Leadership is about delegating tasks, too. Based on what everyone is good and enjoys doing, try to create a game-plan of what everyone will do. This will make people enjoy their tasks, and they’ll feel that you truly care for them. Doing this will also make things more efficient.
Let People feel like they’re a Part of the Decision-Making
You need to take people along with you and share the responsibility, so that they have a sense of purpose and say. People should feel like they’re also making decisions, not being ordered to do things.
Treat People Based on their Strengths & Weaknesses
Understanding everyone’s differences is key to developing student leadership skills. Yes, there will be compromises you’ll need to make, but you need to understand everybody is different – everyone has a different set of strengths and weaknesses, and so you need to treat people differently.
Tell People the Reasoning behind Your Decisions

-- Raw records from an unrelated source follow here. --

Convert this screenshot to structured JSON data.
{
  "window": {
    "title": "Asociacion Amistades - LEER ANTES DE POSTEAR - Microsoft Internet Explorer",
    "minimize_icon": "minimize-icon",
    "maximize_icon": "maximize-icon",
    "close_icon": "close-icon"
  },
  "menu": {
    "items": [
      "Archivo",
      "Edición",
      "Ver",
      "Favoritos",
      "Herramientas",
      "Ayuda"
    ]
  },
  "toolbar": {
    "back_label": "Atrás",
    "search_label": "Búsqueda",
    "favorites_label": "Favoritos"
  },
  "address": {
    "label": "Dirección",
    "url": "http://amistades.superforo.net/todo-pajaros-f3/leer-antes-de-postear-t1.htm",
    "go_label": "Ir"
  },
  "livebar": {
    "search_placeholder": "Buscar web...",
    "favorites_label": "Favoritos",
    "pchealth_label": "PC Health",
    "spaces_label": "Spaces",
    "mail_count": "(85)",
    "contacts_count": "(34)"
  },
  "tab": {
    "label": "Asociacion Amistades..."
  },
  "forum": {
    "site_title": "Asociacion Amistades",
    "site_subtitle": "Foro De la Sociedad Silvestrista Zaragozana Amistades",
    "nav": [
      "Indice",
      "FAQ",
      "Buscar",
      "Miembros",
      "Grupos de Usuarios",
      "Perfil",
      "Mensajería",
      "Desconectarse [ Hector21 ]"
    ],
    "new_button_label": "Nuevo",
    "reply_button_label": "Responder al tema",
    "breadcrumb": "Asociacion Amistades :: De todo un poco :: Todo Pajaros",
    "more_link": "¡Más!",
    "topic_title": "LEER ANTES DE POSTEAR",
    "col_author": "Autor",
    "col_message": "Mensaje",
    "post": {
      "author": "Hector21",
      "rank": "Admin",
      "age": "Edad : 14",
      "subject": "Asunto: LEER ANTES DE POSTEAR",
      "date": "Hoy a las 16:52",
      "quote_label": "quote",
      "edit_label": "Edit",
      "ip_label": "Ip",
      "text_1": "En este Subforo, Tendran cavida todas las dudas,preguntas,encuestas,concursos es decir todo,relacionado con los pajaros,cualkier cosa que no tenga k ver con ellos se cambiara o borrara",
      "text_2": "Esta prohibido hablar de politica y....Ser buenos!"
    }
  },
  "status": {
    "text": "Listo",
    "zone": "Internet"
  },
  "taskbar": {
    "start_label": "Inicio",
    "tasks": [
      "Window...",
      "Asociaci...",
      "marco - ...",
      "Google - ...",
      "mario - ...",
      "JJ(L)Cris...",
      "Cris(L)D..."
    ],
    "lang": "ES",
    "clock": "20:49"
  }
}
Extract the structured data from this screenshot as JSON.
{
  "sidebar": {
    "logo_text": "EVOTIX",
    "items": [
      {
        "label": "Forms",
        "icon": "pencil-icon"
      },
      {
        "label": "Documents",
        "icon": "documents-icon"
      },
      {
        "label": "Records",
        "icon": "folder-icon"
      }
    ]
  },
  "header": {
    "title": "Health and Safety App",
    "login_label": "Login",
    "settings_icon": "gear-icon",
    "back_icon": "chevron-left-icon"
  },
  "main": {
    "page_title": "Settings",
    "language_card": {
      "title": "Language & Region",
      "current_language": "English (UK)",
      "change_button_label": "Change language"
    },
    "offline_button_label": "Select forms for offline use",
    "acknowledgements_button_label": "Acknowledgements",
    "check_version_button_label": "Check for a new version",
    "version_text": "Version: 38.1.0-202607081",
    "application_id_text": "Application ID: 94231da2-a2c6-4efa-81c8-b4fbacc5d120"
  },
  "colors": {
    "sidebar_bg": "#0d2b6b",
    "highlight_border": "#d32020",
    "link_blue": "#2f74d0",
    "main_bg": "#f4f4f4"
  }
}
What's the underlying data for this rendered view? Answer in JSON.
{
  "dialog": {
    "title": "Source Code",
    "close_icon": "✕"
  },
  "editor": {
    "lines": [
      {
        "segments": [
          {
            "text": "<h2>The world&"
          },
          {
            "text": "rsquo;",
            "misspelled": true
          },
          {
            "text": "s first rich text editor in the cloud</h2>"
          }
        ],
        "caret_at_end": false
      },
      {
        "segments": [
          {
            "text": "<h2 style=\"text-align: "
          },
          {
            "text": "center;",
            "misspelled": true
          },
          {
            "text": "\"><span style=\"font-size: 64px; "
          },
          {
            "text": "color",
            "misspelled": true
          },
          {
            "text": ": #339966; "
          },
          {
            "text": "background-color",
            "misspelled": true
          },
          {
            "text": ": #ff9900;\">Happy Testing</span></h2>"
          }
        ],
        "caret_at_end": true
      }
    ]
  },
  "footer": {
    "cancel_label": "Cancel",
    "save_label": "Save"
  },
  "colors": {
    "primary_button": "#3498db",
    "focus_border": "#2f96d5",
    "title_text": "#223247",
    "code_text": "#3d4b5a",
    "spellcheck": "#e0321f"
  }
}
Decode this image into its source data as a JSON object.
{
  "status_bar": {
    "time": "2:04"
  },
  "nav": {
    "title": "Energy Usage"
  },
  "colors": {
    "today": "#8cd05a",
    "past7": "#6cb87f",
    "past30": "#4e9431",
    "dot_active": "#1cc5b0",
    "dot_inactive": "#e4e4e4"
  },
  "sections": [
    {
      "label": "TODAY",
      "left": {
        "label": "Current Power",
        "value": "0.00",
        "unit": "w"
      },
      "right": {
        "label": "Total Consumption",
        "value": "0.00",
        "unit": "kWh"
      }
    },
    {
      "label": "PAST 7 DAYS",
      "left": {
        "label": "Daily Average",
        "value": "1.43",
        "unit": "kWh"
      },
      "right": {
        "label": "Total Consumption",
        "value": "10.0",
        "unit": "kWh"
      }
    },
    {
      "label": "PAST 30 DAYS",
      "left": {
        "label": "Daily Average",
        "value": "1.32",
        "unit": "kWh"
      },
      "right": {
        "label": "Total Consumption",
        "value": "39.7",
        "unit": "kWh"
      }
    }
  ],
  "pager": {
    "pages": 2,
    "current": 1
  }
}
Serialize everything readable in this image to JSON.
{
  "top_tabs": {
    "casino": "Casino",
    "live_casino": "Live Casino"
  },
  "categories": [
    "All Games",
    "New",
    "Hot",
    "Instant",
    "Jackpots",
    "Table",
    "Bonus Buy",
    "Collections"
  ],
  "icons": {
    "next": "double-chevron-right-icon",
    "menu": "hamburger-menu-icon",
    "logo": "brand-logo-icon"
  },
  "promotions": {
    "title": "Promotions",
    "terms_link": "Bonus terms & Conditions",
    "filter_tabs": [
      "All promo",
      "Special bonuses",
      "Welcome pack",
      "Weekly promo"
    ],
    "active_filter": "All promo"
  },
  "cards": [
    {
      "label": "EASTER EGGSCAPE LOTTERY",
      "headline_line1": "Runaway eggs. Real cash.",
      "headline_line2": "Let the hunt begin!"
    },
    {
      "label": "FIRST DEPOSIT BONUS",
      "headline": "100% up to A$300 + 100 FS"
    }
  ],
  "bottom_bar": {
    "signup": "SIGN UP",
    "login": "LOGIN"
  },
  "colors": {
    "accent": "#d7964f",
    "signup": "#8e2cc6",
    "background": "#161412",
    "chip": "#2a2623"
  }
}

If you want to take a hard decision, you need to articulate the justification well to your team and have them on-board. Also, remember that majority is not always right, as sometimes it’s short sighted. A lot of times people in a leadership position think that if they can do it a certain thing efficiently, so should everybody else. However, they should always consider the consensus. Thus a leader needs to treat people based on their strengths and keep their ego aside.
Patience is one of the most important student leadership skills that you’ll use in real life. If things don’t go as planned, just try to be patient. Failure is as natural as anything else. Try to analyze the situation in a calm way, and discuss with your peers their ideas on problem-solving if necessary.
Learn to say No
Sometimes, you may get conflicting ideas from your team-mates. In such situations, leaders need to be strong and take a decision. It’s important to always take a decision, even more than whether it’s the right decision or not. So sometimes, you may need to say no to some people.
Student Leadership Skills
I hope you got some wisdom from my experiences. It’s only now that when I look back at my past, I can analyse myself like this. Leadership and patience are virtues that develop over time. My advice to students would be to involve yourself in collaborative projects with your peers to develop student leadership skills. Practice patience and observe your own behavior.
Have any questions about student leadership skills or experiences to share? Comment below or tweet me @slubguy. Wish you all the best!